  1. Deliver application services that work on any device. Embrace cloud technology with a device independent security model.
  2. Manage workforce technology like a product and make employees accountable. Appoint general managers and make those individuals responsible for adoption and satisfaction metrics.
  3. Allow business groups to determine their own reimbursement policies for their smartphone plans.
  4. Encourage social learning and sharing in every service, this may be employees supporting each other on an Enterprise Social Network (ESN).
  5. Make employees accountable and retain ‘the right to wipe’ corporate information off phones.

Rebecca and her team recognised that ‘mobile devices have become high value tools for getting things done’. ‘We expect to be able to get work done anywhere, on any device, at any time. And we act on our own to get things done whether our company helps us or tries to stop us.’ workers ‘are already working everywhere. Why not let them work productively?’ Two key wins were security, she ensured corporate security whilst delivering flexibility AND ease of installation and use.
I’d like to repeat the words written by Richard Karlgaard of Forbes, when discussing Rebecca and Cisco. His words are still relevant to today’s CIO.
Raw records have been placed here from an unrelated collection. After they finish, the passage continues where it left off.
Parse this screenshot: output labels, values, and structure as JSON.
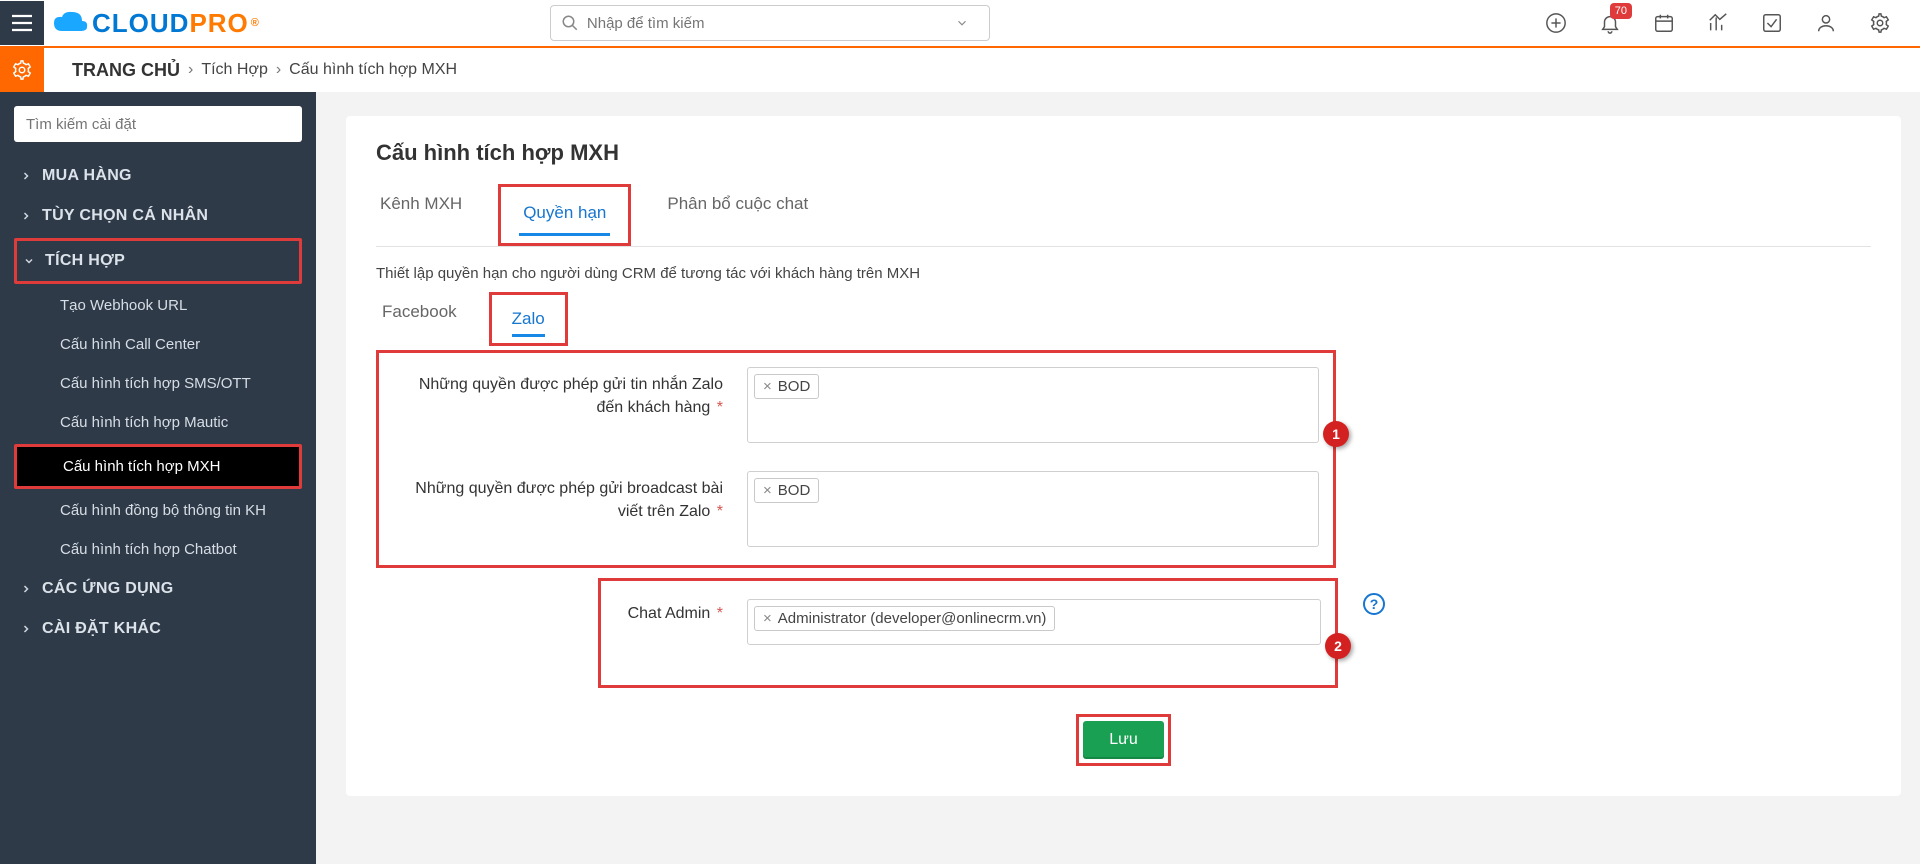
{
  "header": {
    "logo_cloud": "CLOUD",
    "logo_pro": "PRO",
    "search_placeholder": "Nhập để tìm kiếm",
    "notification_count": "70"
  },
  "breadcrumb": {
    "home": "TRANG CHỦ",
    "level1": "Tích Hợp",
    "level2": "Cấu hình tích hợp MXH"
  },
  "sidebar": {
    "search_placeholder": "Tìm kiếm cài đặt",
    "items": [
      {
        "label": "MUA HÀNG",
        "expanded": false
      },
      {
        "label": "TÙY CHỌN CÁ NHÂN",
        "expanded": false
      },
      {
        "label": "TÍCH HỢP",
        "expanded": true,
        "highlight": true,
        "children": [
          {
            "label": "Tạo Webhook URL"
          },
          {
            "label": "Cấu hình Call Center"
          },
          {
            "label": "Cấu hình tích hợp SMS/OTT"
          },
          {
            "label": "Cấu hình tích hợp Mautic"
          },
          {
            "label": "Cấu hình tích hợp MXH",
            "active": true,
            "highlight": true
          },
          {
            "label": "Cấu hình đồng bộ thông tin KH"
          },
          {
            "label": "Cấu hình tích hợp Chatbot"
          }
        ]
      },
      {
        "label": "CÁC ỨNG DỤNG",
        "expanded": false
      },
      {
        "label": "CÀI ĐẶT KHÁC",
        "expanded": false
      }
    ]
  },
  "main": {
    "title": "Cấu hình tích hợp MXH",
    "tabs": [
      {
        "label": "Kênh MXH"
      },
      {
        "label": "Quyền hạn",
        "active": true,
        "highlight": true
      },
      {
        "label": "Phân bổ cuộc chat"
      }
    ],
    "description": "Thiết lập quyền hạn cho người dùng CRM để tương tác với khách hàng trên MXH",
    "subtabs": [
      {
        "label": "Facebook"
      },
      {
        "label": "Zalo",
        "active": true,
        "highlight": true
      }
    ],
    "fields": {
      "send_msg_label": "Những quyền được phép gửi tin nhắn Zalo đến khách hàng",
      "send_msg_tags": [
        "BOD"
      ],
      "broadcast_label": "Những quyền được phép gửi broadcast bài viết trên Zalo",
      "broadcast_tags": [
        "BOD"
      ],
      "chat_admin_label": "Chat Admin",
      "chat_admin_tags": [
        "Administrator (developer@onlinecrm.vn)"
      ]
    },
    "callouts": {
      "one": "1",
      "two": "2"
    },
    "save_label": "Lưu"
  }
}
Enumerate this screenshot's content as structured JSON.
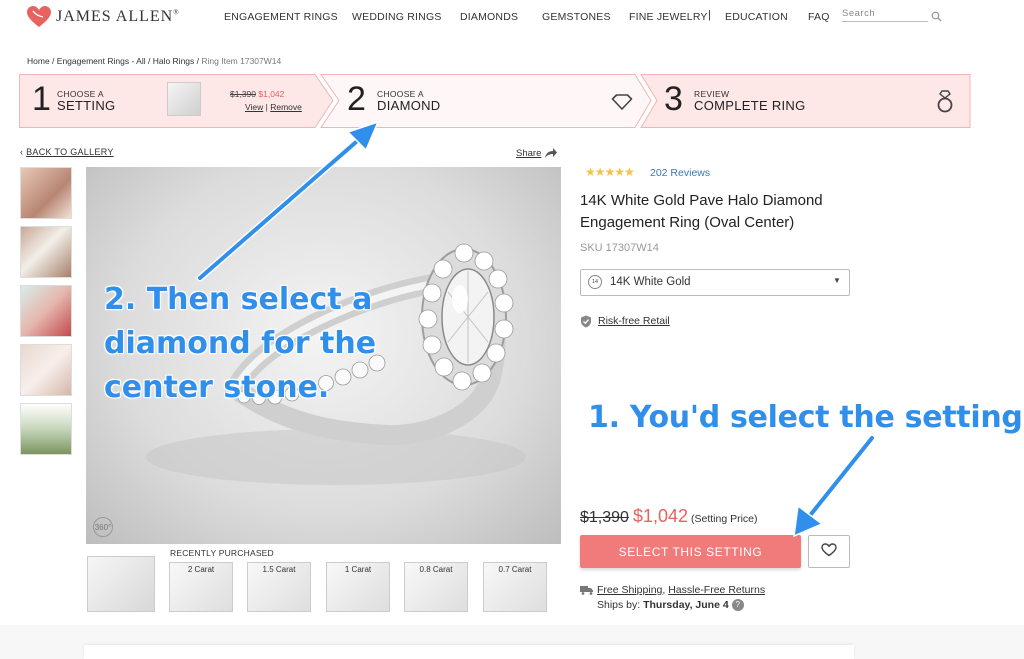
{
  "header": {
    "brand": "JAMES ALLEN",
    "brand_mark": "®",
    "nav": [
      "ENGAGEMENT RINGS",
      "WEDDING RINGS",
      "DIAMONDS",
      "GEMSTONES",
      "FINE JEWELRY",
      "EDUCATION",
      "FAQ"
    ],
    "nav_separator": "|",
    "search_placeholder": "Search"
  },
  "breadcrumb": {
    "items": [
      "Home",
      "Engagement Rings - All",
      "Halo Rings"
    ],
    "separator": " / ",
    "current": "Ring Item 17307W14"
  },
  "steps": [
    {
      "number": "1",
      "small": "CHOOSE A",
      "big": "SETTING",
      "price_old": "$1,390",
      "price_new": "$1,042",
      "link_view": "View",
      "link_sep": " | ",
      "link_remove": "Remove"
    },
    {
      "number": "2",
      "small": "CHOOSE A",
      "big": "DIAMOND",
      "icon": "diamond-icon"
    },
    {
      "number": "3",
      "small": "REVIEW",
      "big": "COMPLETE RING",
      "icon": "ring-icon"
    }
  ],
  "gallery": {
    "back_label": "BACK TO GALLERY",
    "back_arrow": "‹",
    "share_label": "Share",
    "badge_360": "360°"
  },
  "recently_purchased": {
    "title": "RECENTLY PURCHASED",
    "prev_arrow": "‹",
    "items": [
      "2 Carat",
      "1.5 Carat",
      "1 Carat",
      "0.8 Carat",
      "0.7 Carat"
    ]
  },
  "product": {
    "stars": "★★★★★",
    "rating": 5,
    "reviews": "202 Reviews",
    "title": "14K White Gold Pave Halo Diamond Engagement Ring (Oval Center)",
    "sku": "SKU 17307W14",
    "metal_badge": "14",
    "metal": "14K White Gold",
    "metal_caret": "▼",
    "risk_free": "Risk-free Retail",
    "price_old": "$1,390",
    "price_new": "$1,042",
    "price_tag": "(Setting Price)",
    "cta": "SELECT THIS SETTING",
    "shipping_link_1": "Free Shipping",
    "shipping_sep": ", ",
    "shipping_link_2": "Hassle-Free Returns",
    "ships_by_label": "Ships by: ",
    "ships_by_date": "Thursday, June 4",
    "help_glyph": "?"
  },
  "annotations": {
    "step2": "2. Then select a diamond for the center stone.",
    "step1": "1. You'd select the setting."
  },
  "colors": {
    "accent": "#f07b7a",
    "price_sale": "#e8625e",
    "steps_bg": "#fde7e7",
    "steps_active_bg": "#fff7f7",
    "annotation": "#2f8fea",
    "link_blue": "#3a7ab8",
    "star": "#f2c24b"
  }
}
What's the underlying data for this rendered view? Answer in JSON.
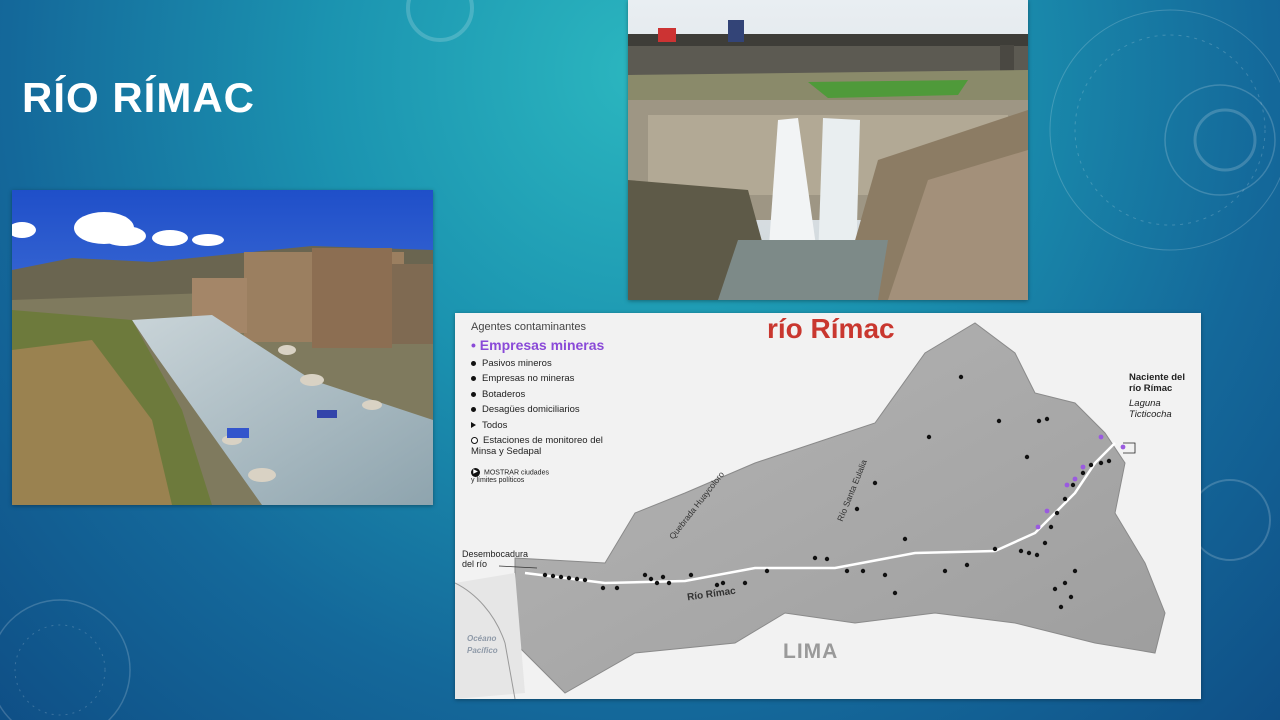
{
  "slide": {
    "title": "RÍO RÍMAC"
  },
  "map": {
    "title": "río Rímac",
    "legend": {
      "heading": "Agentes contaminantes",
      "highlight": "• Empresas mineras",
      "items": [
        "Pasivos mineros",
        "Empresas no mineras",
        "Botaderos",
        "Desagües domiciliarios"
      ],
      "todos": "Todos",
      "stations": "Estaciones de monitoreo del Minsa y Sedapal",
      "show": "MOSTRAR ciudades y límites políticos"
    },
    "labels": {
      "naciente": "Naciente del río Rímac",
      "laguna": "Laguna Ticticocha",
      "desembocadura": "Desembocadura del río",
      "lima": "LIMA",
      "oceano": "Océano Pacífico",
      "rio_rimac": "Río Rímac",
      "huaycoloro": "Quebrada Huaycoloro",
      "santa_eulalia": "Río Santa Eulalia"
    },
    "colors": {
      "title": "#c9372f",
      "mining": "#8a4ad8"
    }
  },
  "images": {
    "river_photo": "mountain-river-photo",
    "dam_photo": "bridge-waterfall-photo"
  }
}
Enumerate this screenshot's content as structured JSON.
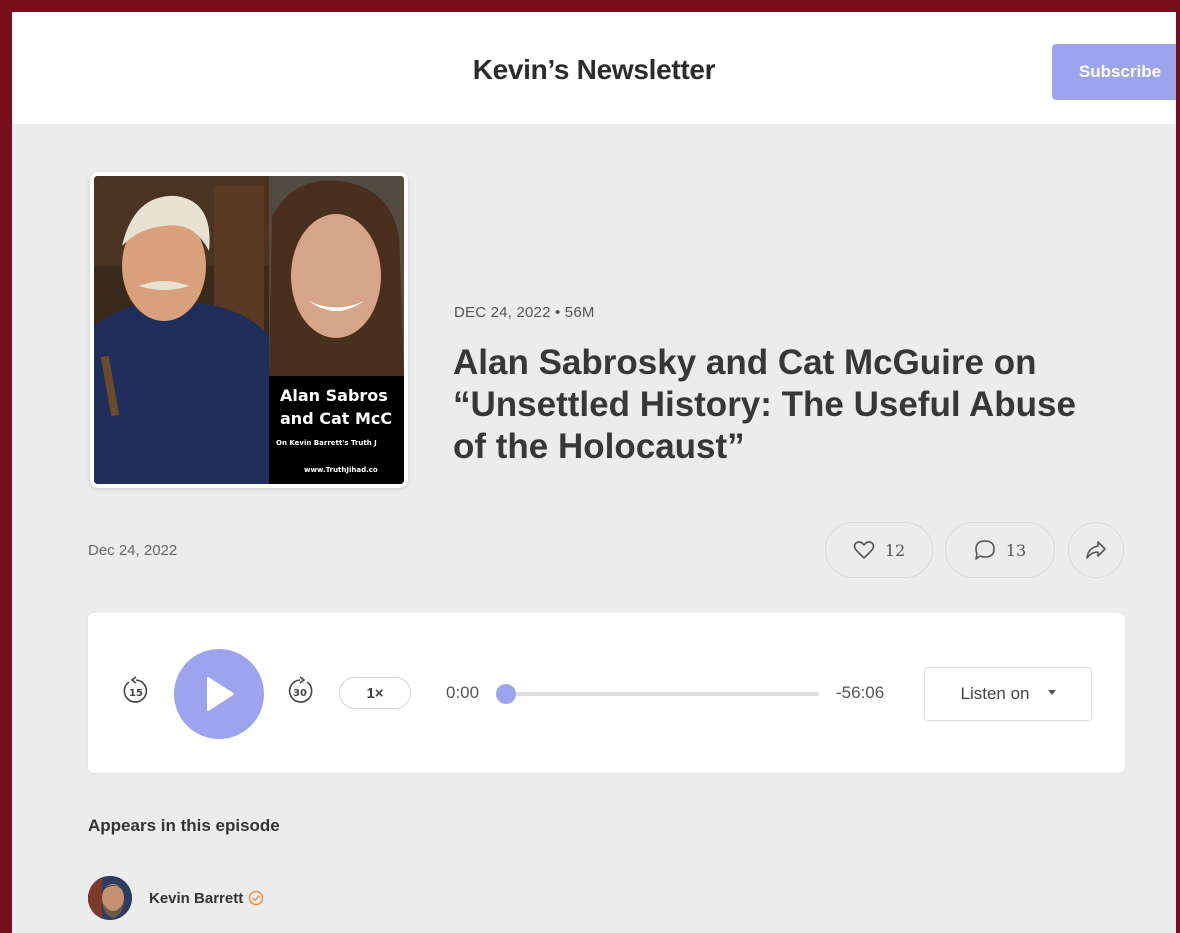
{
  "header": {
    "site_title": "Kevin’s Newsletter",
    "subscribe_label": "Subscribe"
  },
  "cover": {
    "line1": "Alan Sabros",
    "line2": "and Cat McC",
    "line3": "On Kevin Barrett's Truth J",
    "line4": "www.TruthJihad.co"
  },
  "episode": {
    "meta": "DEC 24, 2022 • 56M",
    "title": "Alan Sabrosky and Cat McGuire on “Unsettled History: The Useful Abuse of the Holocaust”",
    "post_date": "Dec 24, 2022"
  },
  "actions": {
    "likes": "12",
    "comments": "13"
  },
  "player": {
    "skip_back_seconds": "15",
    "skip_forward_seconds": "30",
    "speed": "1×",
    "current_time": "0:00",
    "remaining_time": "-56:06",
    "progress_fraction": 0,
    "listen_on_label": "Listen on"
  },
  "appears": {
    "heading": "Appears in this episode",
    "guests": [
      {
        "name": "Kevin Barrett",
        "verified": true
      }
    ]
  },
  "colors": {
    "accent": "#9ea3ee",
    "frame_border": "#7a0f1c",
    "page_background": "#ececec",
    "verified_badge": "#ef8a3b"
  },
  "icons": {
    "like": "heart-icon",
    "comment": "comment-bubble-icon",
    "share": "share-arrow-icon",
    "play": "play-icon",
    "skip_back": "rewind-15-icon",
    "skip_forward": "forward-30-icon",
    "verified": "verified-badge-icon",
    "dropdown": "caret-down-icon"
  }
}
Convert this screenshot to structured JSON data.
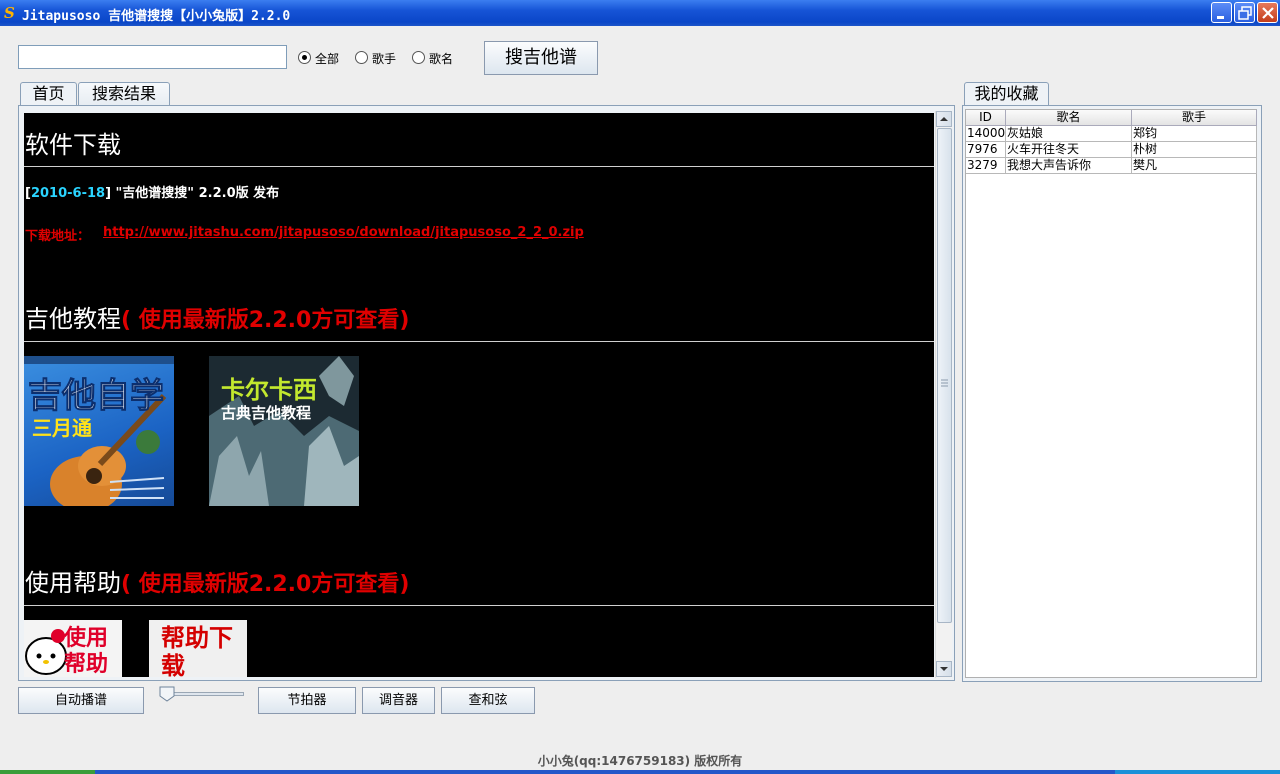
{
  "window": {
    "title": "Jitapusoso 吉他谱搜搜【小小兔版】2.2.0",
    "icon": "app-logo-s-icon",
    "controls": [
      "minimize-icon",
      "maximize-icon",
      "close-icon"
    ]
  },
  "search": {
    "value": "",
    "placeholder": "",
    "options": [
      {
        "label": "全部",
        "selected": true
      },
      {
        "label": "歌手",
        "selected": false
      },
      {
        "label": "歌名",
        "selected": false
      }
    ],
    "button_label": "搜吉他谱"
  },
  "tabs": [
    {
      "label": "首页",
      "active": true
    },
    {
      "label": "搜索结果",
      "active": false
    }
  ],
  "home": {
    "download_section": {
      "heading": "软件下载",
      "news_bracket_open": "[",
      "news_date": "2010-6-18",
      "news_text": "] \"吉他谱搜搜\" 2.2.0版 发布",
      "download_label": "下载地址：",
      "download_url": "http://www.jitashu.com/jitapusoso/download/jitapusoso_2_2_0.zip"
    },
    "tutorial_section": {
      "heading": "吉他教程",
      "note": "( 使用最新版2.2.0方可查看)",
      "covers": [
        {
          "title": "吉他自学",
          "subtitle": "三月通"
        },
        {
          "title": "卡尔卡西",
          "subtitle": "古典吉他教程"
        }
      ]
    },
    "help_section": {
      "heading": "使用帮助",
      "note": "( 使用最新版2.2.0方可查看)",
      "covers": [
        {
          "title": "使用帮助"
        },
        {
          "title": "帮助下载"
        }
      ]
    }
  },
  "favorites": {
    "tab_label": "我的收藏",
    "columns": [
      "ID",
      "歌名",
      "歌手"
    ],
    "rows": [
      [
        "14000",
        "灰姑娘",
        "郑钧"
      ],
      [
        "7976",
        "火车开往冬天",
        "朴树"
      ],
      [
        "3279",
        "我想大声告诉你",
        "樊凡"
      ]
    ]
  },
  "controls": {
    "autoplay_label": "自动播谱",
    "speed_level": 0.1,
    "metronome_label": "节拍器",
    "tuner_label": "调音器",
    "chord_label": "查和弦"
  },
  "footer": {
    "copyright": "小小兔(qq:1476759183) 版权所有"
  },
  "colors": {
    "title_bar": "#0a46c8",
    "content_bg": "#000000",
    "accent_red": "#e00000",
    "date_cyan": "#2ad4ff"
  }
}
‘The best CIOs today are able to thread three needles. One is to keep the company’s IT infrastructure lean, efficient, security-hardened and fool-proof. The second is to build bridges to the future. Example: Any CIO today that is not up on trends like social media, cloud services, and managing the delicate balance of smartphone productivity and corporate security, is a CIO who won’t last long at their company. The third needle is actually many needles. The effective CIO must be multilingual. He or she must be able to talk to the CEO, CFO and all line-of-business managers in business and financial language.’
In 2016, take advantage of new cloud technology to empower and connect a mobile workforce whilst ensuring enterprise grade security to unlock productivity and future proof your organisation.
The Mobile Mind Shift: Engineer Your Business To Win in the Mobile Moment